i could go on about many other things we did while in town, and share many more photos of food and landmarks, but i'm exhausted and i need to hit the sack.

there you have it. i loves me some baseball more than most anything else in the world.


Wednesday, June 10, 2009

Steve Amos

an old friend Steve Amos is writing nice blog posts in that "conversation with myself" tone — words about his art and the inner-workings of the world of the artist's studio. in a world filled with horseshit artist statements that are usually far too busy and filled with twenty-five cent word flair, i like reading his thoughts as he writes to figure shit out. it was just this past weekend that my wife and i were saying we enjoy simple, honest discourse when it comes to talking about one's own work. if you enjoy it too, i suggest you check it out:


it's of note that steve is someone i went to school with from 2nd grade until the first two years of college, and it's funny to me that two kids from our neighborhood grew up to be "professional" artists who live or have lived in chicago.

steve's art web site is here:


Sunday, June 7, 2009

The Last Five Years

my wife and i went to see Jason Robert Brown's The Last Five Years last night. It was presented by Riverbend Theatre Collective, which is run by an old friend of hers from her undergrad days.

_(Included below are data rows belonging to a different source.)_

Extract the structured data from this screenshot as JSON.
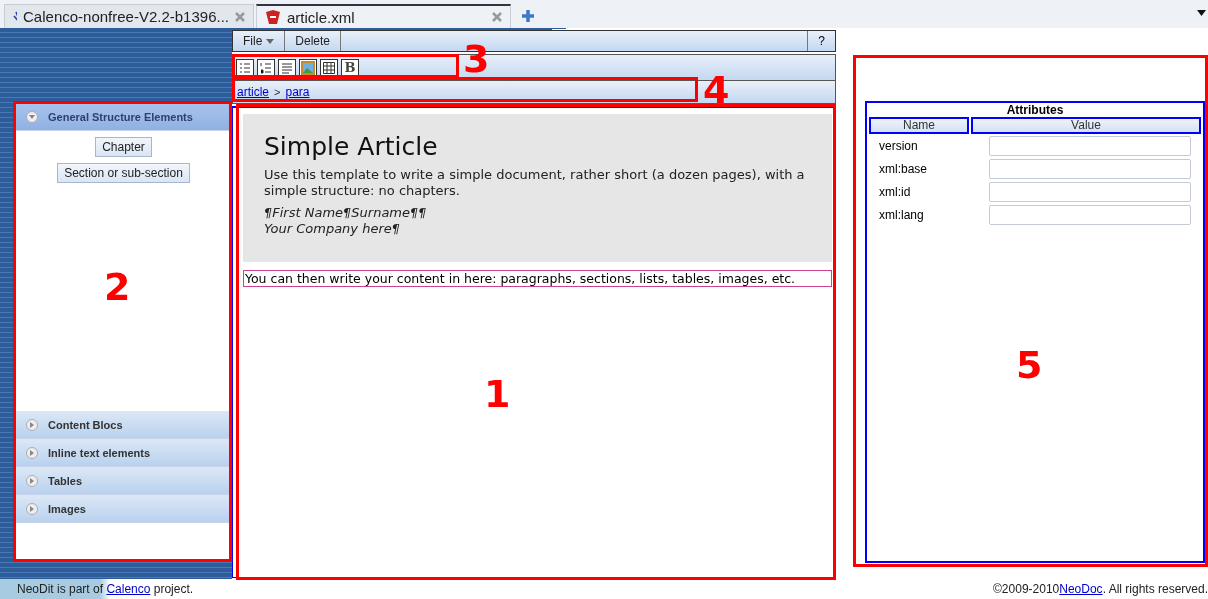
{
  "tabs": [
    {
      "label": "Calenco-nonfree-V2.2-b1396...",
      "selected": false
    },
    {
      "label": "article.xml",
      "selected": true
    }
  ],
  "menu": {
    "items": [
      {
        "label": "File",
        "dropdown": true
      },
      {
        "label": "Delete",
        "dropdown": false
      }
    ],
    "help": "?"
  },
  "toolbar": [
    {
      "kind": "bullet-list"
    },
    {
      "kind": "numbered-list"
    },
    {
      "kind": "paragraph"
    },
    {
      "kind": "image"
    },
    {
      "kind": "table"
    },
    {
      "kind": "bold",
      "label": "B"
    }
  ],
  "breadcrumb": {
    "items": [
      "article",
      "para"
    ],
    "separator": ">"
  },
  "sidebar": {
    "sections": [
      {
        "label": "General Structure Elements",
        "expanded": true,
        "items": [
          "Chapter",
          "Section or sub-section"
        ]
      },
      {
        "label": "Content Blocs",
        "expanded": false
      },
      {
        "label": "Inline text elements",
        "expanded": false
      },
      {
        "label": "Tables",
        "expanded": false
      },
      {
        "label": "Images",
        "expanded": false
      }
    ]
  },
  "document": {
    "title": "Simple Article",
    "abstract": "Use this template to write a simple document, rather short (a dozen pages), with a simple structure: no chapters.",
    "author": "¶First Name¶Surname¶¶",
    "company": "Your Company here¶",
    "paragraph": "You can then write your content in here: paragraphs, sections, lists, tables, images, etc."
  },
  "attributes": {
    "title": "Attributes",
    "columns": [
      "Name",
      "Value"
    ],
    "rows": [
      {
        "name": "version"
      },
      {
        "name": "xml:base"
      },
      {
        "name": "xml:id"
      },
      {
        "name": "xml:lang"
      }
    ]
  },
  "footer": {
    "left": {
      "before": "NeoDit is part of ",
      "link": "Calenco",
      "after": " project."
    },
    "right": {
      "before": "©2009-2010",
      "link": "NeoDoc",
      "after": ". All rights reserved."
    }
  },
  "annotations": [
    {
      "label": "3"
    },
    {
      "label": "4"
    },
    {
      "label": "2"
    },
    {
      "label": "1"
    },
    {
      "label": "5"
    }
  ]
}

i don't think i'm well-versed at talking about theatre. i've seen many of my wife's pieces throughout the years, but they're performance pieces, not what i assume people would call "straight" theatre. with my wife's work, i feel as though i can easily speak about the sounds made on stage, the movement going on, and the cadence / tempo of things. but with musical theatre, i have never felt like i know how to discuss things with my wife, or with other people who come from a theatre background. in the past — in chicago — when i would see what i consider to be a stereotypical musical (with actors on stage accentuating their voices with ridiculously cartoonish whines, and with the songs being about every mundane thing going on on-stage) i would usually tell my wife "that was a pile of shit," subsequently asking her, "what's wrong with me?... what am i missing?..."

fast forward to last night, watching allison and dana on stage as L5Y's Catherine and Jamie, and i have to say i was floored. i loved it. it really moved me, and i was shocked at how much so. i've had it on my mind in the last 24 hours, and i'm not sure what it was. i don't know how to eloquently talk about singing and acting. but i do feel confident talking about the mood of a piece like this. for those of you that don't know, this contemporary (5 years old?... 6?...) musical features only the two characters i just mentioned, and you follow them through 5 years of their life, as they fall in love and fall out of love. for more info on the piece, including the way the time flows in opposite directions for the two characters, hit up wikipedia here.

so, the musical opens up with this number:

i'm not sure what it was — i think it was the lighting, the look on allison's face, and definitely the verse structure of this song (even though i didn't care for the other parts of this particular song) — but i was kind of floored. right away. and it seems like the entire audience was too (my wife would shed some tears several times during the night, and i would hear people around me go "wow" a lot). i guess i love sad "songs" — be them actual songs, or be them poems, films, art, and theatre. i can't really describe it any better without my words seeming incredibly cheesy. i mean, we were watching two people fall apart from one another, and it the situations were very real, not overblown nonsense. it seems that it was easy to come away with a bit of a bittersweet taste in your mouth, happy about how life deals you some sad blows here and there.

one more thing about the music - i also loved this song very much. now, before you check it out, you have to mentally mute the vocals from this particular youtube version of the production, because it sounds like kermit the frog is singing this:

do you hear how the piano barely walks around on that same line during the first couple minutes? it was great live. from my very little experience with musical theatre, it was very stripped-down , and i loved it.